On Wednesday, federal officials were at the New York home where Nafis was staying, a red brick building in the Jamaica neighborhood of Queens. Owner Rafiqul Islam said Nafis was staying with his second-floor tenants, and he was told he was related to the family. The tenants didn't answer their door and their apartment was dark.
Islam said Nafis had only lived there about a month or so.
"I didn't notice anything, he spoke to me very quietly," he said. "He said he was going to be studying here."
Neighbor Jose Santos, 19, said he would see Nafis at the same grocery store.
"He seemed like a regular nice guy to me," Santos said. "I'm just shocked right now to see that he tried to plant a 1,000-pound bomb. That's crazy."
Police Commissioner Raymond Kelly said the case is one more reminder that New York remains a target:
"New York continues to be very much in the mind frame of terrorism. This individual came here with the express purpose of committing a terrorist attack; he was motivated by al Qaeda. We see this threat as being with us for a long time to come."
Kelly said security is always a precaution and there are about a thousand officers in the counterterrorism division. He didn't specify if any additional measures were being taken.
The bank, located at 33 Liberty St., is one of 12 branches around the country that, along with the Board of Governors in Washington, make up the Federal Reserve System that serves as the central bank of the United States. It sets interest rates.
The Federal Reserve is one of the most fortified buildings in the city, smack in the middle of a massive security effort headed by the New York Police Department where a network of thousands of private and police cameras watch for suspicious activity.
The department uses sophisticated programs that can search for suspicious activity, like an object in one place for a long time, at the building modeled after London's "ring of steel." The analytic software also is designed to take video and catalog it according to movements, shapes and colors, so officers can set parameters to search the system for, say, a suspicious van.
The Fed is also home to the world's largest accumulation of gold, according to the bank's website.
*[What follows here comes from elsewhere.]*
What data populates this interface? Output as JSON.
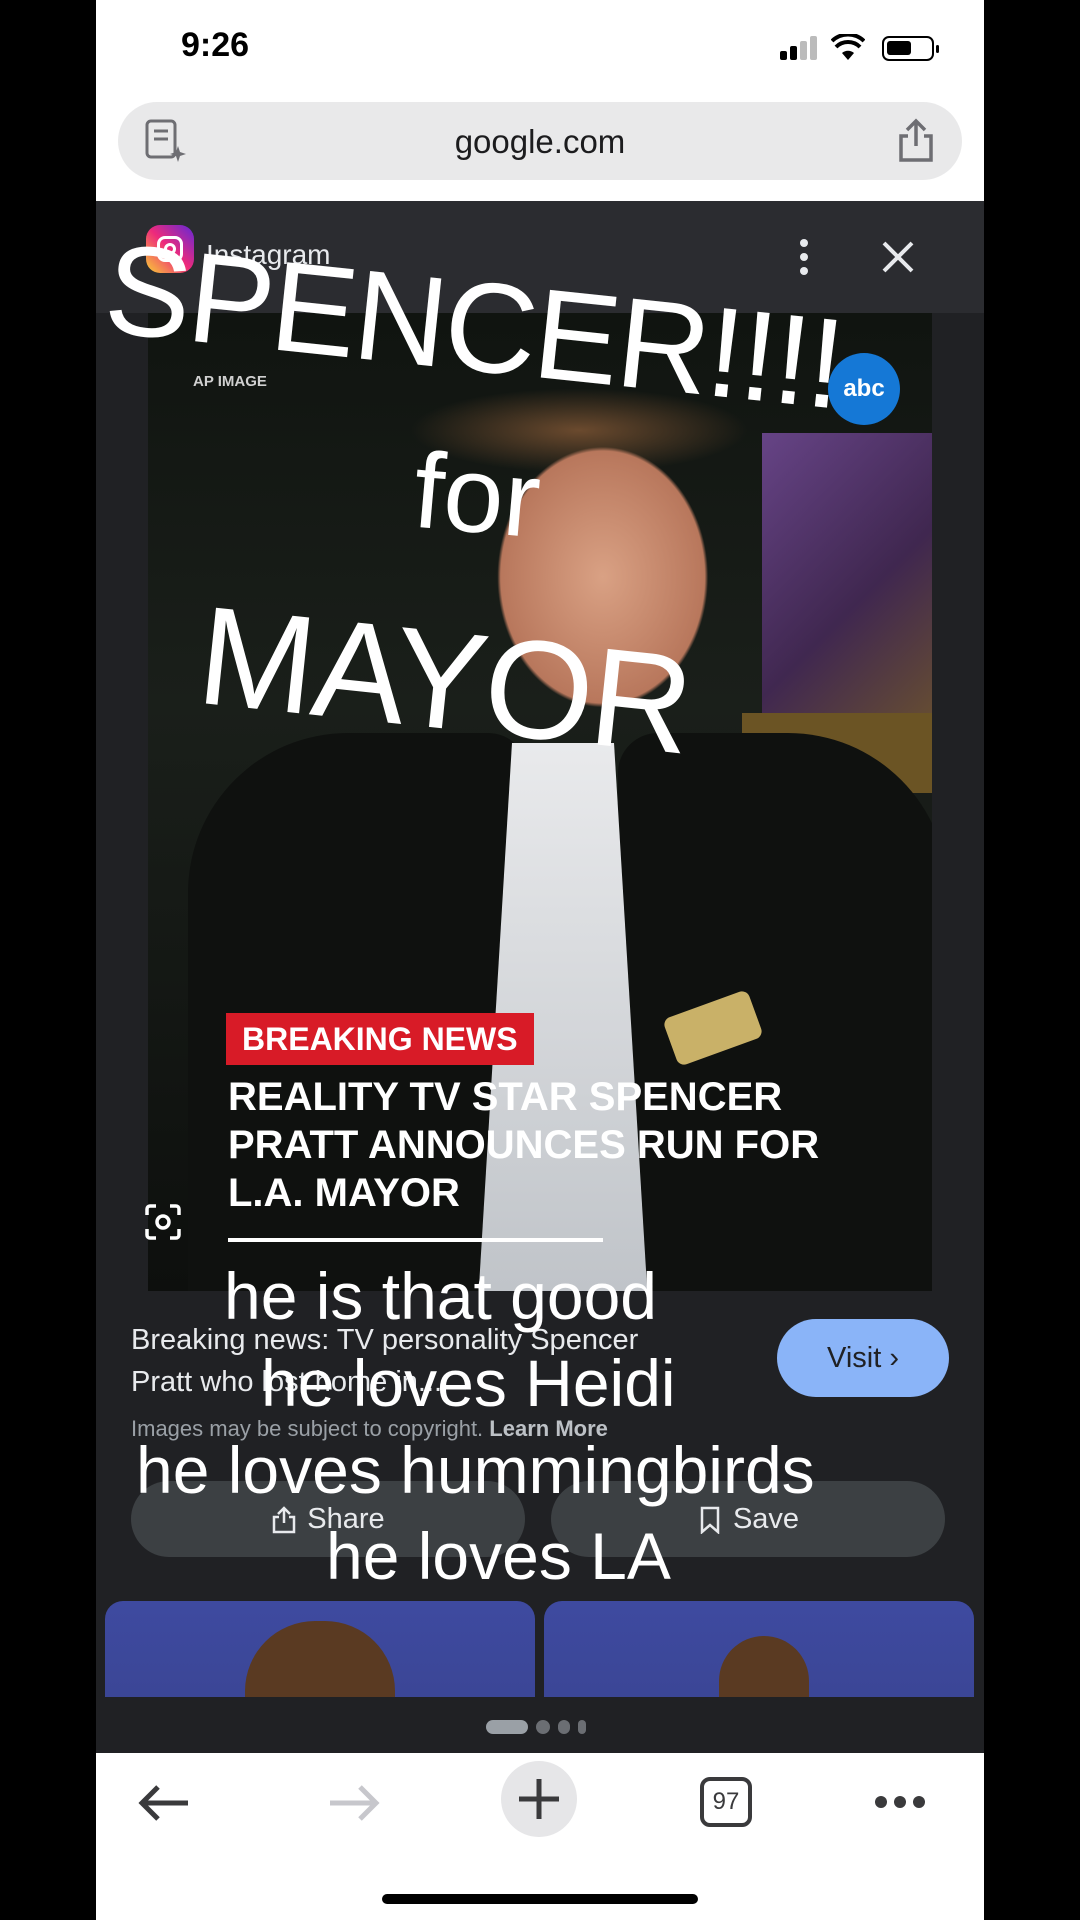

Dozens of governments and central banks store a portion of their gold reserves in high-security vaults deep beneath the building. In recent years, it held 216 million troy ounces of gold, or more than a fifth of all global monetary gold reserves, making it a bigger bullion depository than Fort Knox.
The federal case was the latest where a terrorism plot against the city turned out to be a sting operation.
Four men were convicted in 2009 in a plot to bomb synagogues and shoot down military planes with missiles a case that began after an FBI informant was assigned to infiltrate a mosque in Newburgh, about 70 miles north of New York City. The federal judge hearing the case said she was not proud of the government's role in nurturing the plot.
In 2004, a Pakistani immigrant was arrested and convicted for a scheme to blow up the subway station at Herald Square in Midtown. His lawyers argued that their client had been set up by a police informant who showed him pictures of Iraq abuse to get him involved in an attack against civilians.